- ACTIVITY -
Your task is to find every line of the listing that includes "GOSSIP" and copy it.
:::
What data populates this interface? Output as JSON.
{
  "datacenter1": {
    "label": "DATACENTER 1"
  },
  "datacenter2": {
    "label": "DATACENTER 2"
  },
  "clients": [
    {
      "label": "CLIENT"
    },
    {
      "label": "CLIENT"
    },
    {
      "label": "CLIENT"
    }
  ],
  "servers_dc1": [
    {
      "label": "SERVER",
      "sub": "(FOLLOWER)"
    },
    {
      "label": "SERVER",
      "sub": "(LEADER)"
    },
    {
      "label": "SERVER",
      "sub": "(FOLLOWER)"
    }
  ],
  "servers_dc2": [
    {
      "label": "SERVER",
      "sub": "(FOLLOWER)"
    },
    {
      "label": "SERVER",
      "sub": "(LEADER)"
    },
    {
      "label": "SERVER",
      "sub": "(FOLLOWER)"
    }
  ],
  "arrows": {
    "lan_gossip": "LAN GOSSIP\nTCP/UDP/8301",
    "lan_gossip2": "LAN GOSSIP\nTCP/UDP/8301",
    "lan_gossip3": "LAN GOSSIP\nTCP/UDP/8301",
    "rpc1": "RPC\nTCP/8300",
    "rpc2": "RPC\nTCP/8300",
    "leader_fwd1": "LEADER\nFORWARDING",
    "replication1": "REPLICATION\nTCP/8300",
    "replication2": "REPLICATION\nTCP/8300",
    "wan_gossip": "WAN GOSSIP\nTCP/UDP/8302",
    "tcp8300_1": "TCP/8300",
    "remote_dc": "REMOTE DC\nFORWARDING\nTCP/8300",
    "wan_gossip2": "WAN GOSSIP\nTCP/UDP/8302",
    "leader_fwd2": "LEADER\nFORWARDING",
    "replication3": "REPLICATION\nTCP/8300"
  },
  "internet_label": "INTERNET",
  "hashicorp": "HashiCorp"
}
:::
- SOLVED EXERCISE -
    "lan_gossip": "LAN GOSSIP\nTCP/UDP/8301",
    "lan_gossip2": "LAN GOSSIP\nTCP/UDP/8301",
    "lan_gossip3": "LAN GOSSIP\nTCP/UDP/8301",
    "wan_gossip": "WAN GOSSIP\nTCP/UDP/8302",
    "wan_gossip2": "WAN GOSSIP\nTCP/UDP/8302",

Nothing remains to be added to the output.